▸ Your objective
Copy all records exactly, excluding images.

▸ The input

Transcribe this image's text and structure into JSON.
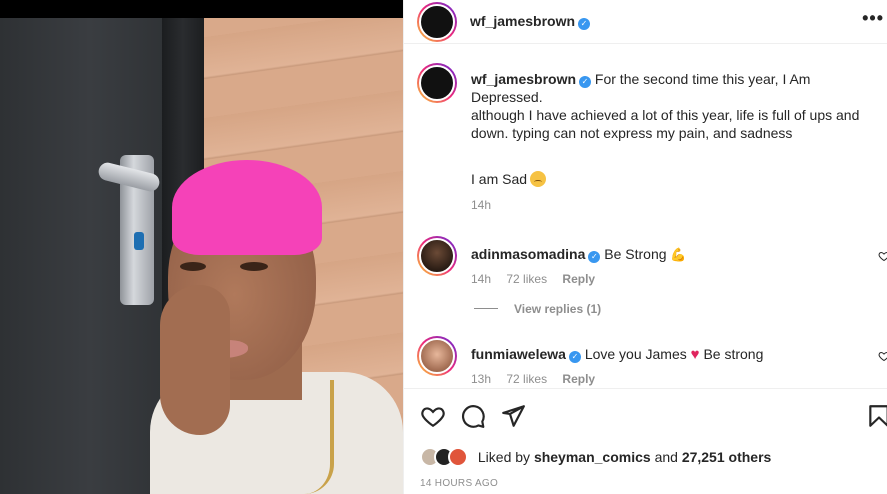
{
  "post": {
    "username": "wf_jamesbrown",
    "more_label": "•••"
  },
  "caption": {
    "username": "wf_jamesbrown",
    "line1": "For the second time this year, I Am Depressed.",
    "line2": "although I have achieved a lot of this year, life is full of ups and down. typing can not express my pain, and sadness",
    "line3": "I am Sad",
    "time": "14h"
  },
  "comments": [
    {
      "username": "adinmasomadina",
      "text": "Be Strong",
      "time": "14h",
      "likes": "72 likes",
      "reply": "Reply"
    },
    {
      "username": "funmiawelewa",
      "text_before": "Love you James",
      "text_after": "Be strong",
      "time": "13h",
      "likes": "72 likes",
      "reply": "Reply"
    }
  ],
  "view_replies": "View replies (1)",
  "likes": {
    "prefix": "Liked by",
    "user": "sheyman_comics",
    "middle": "and",
    "others": "27,251 others"
  },
  "posted_ago": "14 HOURS AGO",
  "icons": {
    "verified": "verified-badge-icon",
    "like": "heart-icon",
    "comment": "comment-icon",
    "share": "paper-plane-icon",
    "save": "bookmark-icon"
  },
  "colors": {
    "verified": "#3897f0",
    "heart": "#e0245e",
    "hair": "#f542b8"
  }
}
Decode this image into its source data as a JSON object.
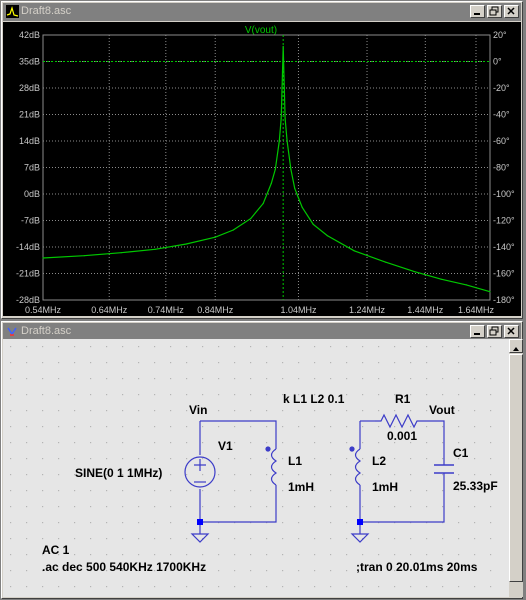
{
  "plot_window": {
    "title": "Draft8.asc",
    "trace_label": "V(vout)",
    "colors": {
      "trace": "#00c800",
      "grid": "#8c8c8c",
      "axis_text": "#c8c8c8",
      "cursor": "#00c800"
    }
  },
  "schematic_window": {
    "title": "Draft8.asc",
    "labels": {
      "vin": "Vin",
      "vout": "Vout",
      "coupling": "k L1 L2 0.1",
      "r1_name": "R1",
      "r1_value": "0.001",
      "v1_name": "V1",
      "v1_value": "SINE(0 1 1MHz)",
      "l1_name": "L1",
      "l1_value": "1mH",
      "l2_name": "L2",
      "l2_value": "1mH",
      "c1_name": "C1",
      "c1_value": "25.33pF",
      "directive_ac1": "AC 1",
      "directive_ac": ".ac dec 500 540KHz 1700KHz",
      "directive_tran": ";tran 0 20.01ms 20ms"
    },
    "colors": {
      "wire": "#0000c8",
      "component": "#0000c8",
      "text": "#000000",
      "bg": "#e6e6e6",
      "dot": "#b4b4b4",
      "node": "#0000ff"
    }
  },
  "chart_data": {
    "type": "line",
    "title": "V(vout)",
    "x_ticks": [
      "0.54MHz",
      "0.64MHz",
      "0.74MHz",
      "0.84MHz",
      "1.04MHz",
      "1.24MHz",
      "1.44MHz",
      "1.64MHz"
    ],
    "y_left_ticks": [
      "42dB",
      "35dB",
      "28dB",
      "21dB",
      "14dB",
      "7dB",
      "0dB",
      "-7dB",
      "-14dB",
      "-21dB",
      "-28dB"
    ],
    "y_right_ticks": [
      "20°",
      "0°",
      "-20°",
      "-40°",
      "-60°",
      "-80°",
      "-100°",
      "-120°",
      "-140°",
      "-160°",
      "-180°"
    ],
    "xlim_mhz": [
      0.54,
      1.7
    ],
    "ylim_db": [
      -28,
      42
    ],
    "x_scale": "log",
    "grid": true,
    "resonance_cursor_mhz": 1.0,
    "series": [
      {
        "name": "V(vout)",
        "x_mhz": [
          0.54,
          0.6,
          0.66,
          0.72,
          0.78,
          0.84,
          0.88,
          0.92,
          0.95,
          0.97,
          0.98,
          0.99,
          0.995,
          1.0,
          1.005,
          1.01,
          1.02,
          1.03,
          1.05,
          1.08,
          1.12,
          1.2,
          1.3,
          1.4,
          1.5,
          1.6,
          1.7
        ],
        "y_db": [
          -16.9,
          -16.3,
          -15.5,
          -14.6,
          -13.2,
          -11.4,
          -9.5,
          -6.5,
          -2.5,
          2.8,
          6.5,
          14,
          20,
          39,
          20,
          14,
          6.5,
          1.5,
          -3.5,
          -8,
          -11,
          -15,
          -18,
          -20.5,
          -22.5,
          -24,
          -25.8
        ]
      }
    ]
  }
}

▸ Answer
Transcribe this image's text and structure into JSON.
{
  "post": {
    "username": "wf_jamesbrown",
    "more_label": "•••"
  },
  "caption": {
    "username": "wf_jamesbrown",
    "line1": "For the second time this year, I Am Depressed.",
    "line2": "although I have achieved a lot of this year, life is full of ups and down. typing can not express my pain, and sadness",
    "line3": "I am Sad",
    "time": "14h"
  },
  "comments": [
    {
      "username": "adinmasomadina",
      "text": "Be Strong",
      "time": "14h",
      "likes": "72 likes",
      "reply": "Reply"
    },
    {
      "username": "funmiawelewa",
      "text_before": "Love you James",
      "text_after": "Be strong",
      "time": "13h",
      "likes": "72 likes",
      "reply": "Reply"
    }
  ],
  "view_replies": "View replies (1)",
  "likes": {
    "prefix": "Liked by",
    "user": "sheyman_comics",
    "middle": "and",
    "others": "27,251 others"
  },
  "posted_ago": "14 HOURS AGO",
  "icons": {
    "verified": "verified-badge-icon",
    "like": "heart-icon",
    "comment": "comment-icon",
    "share": "paper-plane-icon",
    "save": "bookmark-icon"
  },
  "colors": {
    "verified": "#3897f0",
    "heart": "#e0245e",
    "hair": "#f542b8"
  }
}
Decode this image into its source data as a JSON object.
{
  "plot_window": {
    "title": "Draft8.asc",
    "trace_label": "V(vout)",
    "colors": {
      "trace": "#00c800",
      "grid": "#8c8c8c",
      "axis_text": "#c8c8c8",
      "cursor": "#00c800"
    }
  },
  "schematic_window": {
    "title": "Draft8.asc",
    "labels": {
      "vin": "Vin",
      "vout": "Vout",
      "coupling": "k L1 L2 0.1",
      "r1_name": "R1",
      "r1_value": "0.001",
      "v1_name": "V1",
      "v1_value": "SINE(0 1 1MHz)",
      "l1_name": "L1",
      "l1_value": "1mH",
      "l2_name": "L2",
      "l2_value": "1mH",
      "c1_name": "C1",
      "c1_value": "25.33pF",
      "directive_ac1": "AC 1",
      "directive_ac": ".ac dec 500 540KHz 1700KHz",
      "directive_tran": ";tran 0 20.01ms 20ms"
    },
    "colors": {
      "wire": "#0000c8",
      "component": "#0000c8",
      "text": "#000000",
      "bg": "#e6e6e6",
      "dot": "#b4b4b4",
      "node": "#0000ff"
    }
  },
  "chart_data": {
    "type": "line",
    "title": "V(vout)",
    "x_ticks": [
      "0.54MHz",
      "0.64MHz",
      "0.74MHz",
      "0.84MHz",
      "1.04MHz",
      "1.24MHz",
      "1.44MHz",
      "1.64MHz"
    ],
    "y_left_ticks": [
      "42dB",
      "35dB",
      "28dB",
      "21dB",
      "14dB",
      "7dB",
      "0dB",
      "-7dB",
      "-14dB",
      "-21dB",
      "-28dB"
    ],
    "y_right_ticks": [
      "20°",
      "0°",
      "-20°",
      "-40°",
      "-60°",
      "-80°",
      "-100°",
      "-120°",
      "-140°",
      "-160°",
      "-180°"
    ],
    "xlim_mhz": [
      0.54,
      1.7
    ],
    "ylim_db": [
      -28,
      42
    ],
    "x_scale": "log",
    "grid": true,
    "resonance_cursor_mhz": 1.0,
    "series": [
      {
        "name": "V(vout)",
        "x_mhz": [
          0.54,
          0.6,
          0.66,
          0.72,
          0.78,
          0.84,
          0.88,
          0.92,
          0.95,
          0.97,
          0.98,
          0.99,
          0.995,
          1.0,
          1.005,
          1.01,
          1.02,
          1.03,
          1.05,
          1.08,
          1.12,
          1.2,
          1.3,
          1.4,
          1.5,
          1.6,
          1.7
        ],
        "y_db": [
          -16.9,
          -16.3,
          -15.5,
          -14.6,
          -13.2,
          -11.4,
          -9.5,
          -6.5,
          -2.5,
          2.8,
          6.5,
          14,
          20,
          39,
          20,
          14,
          6.5,
          1.5,
          -3.5,
          -8,
          -11,
          -15,
          -18,
          -20.5,
          -22.5,
          -24,
          -25.8
        ]
      }
    ]
  }
}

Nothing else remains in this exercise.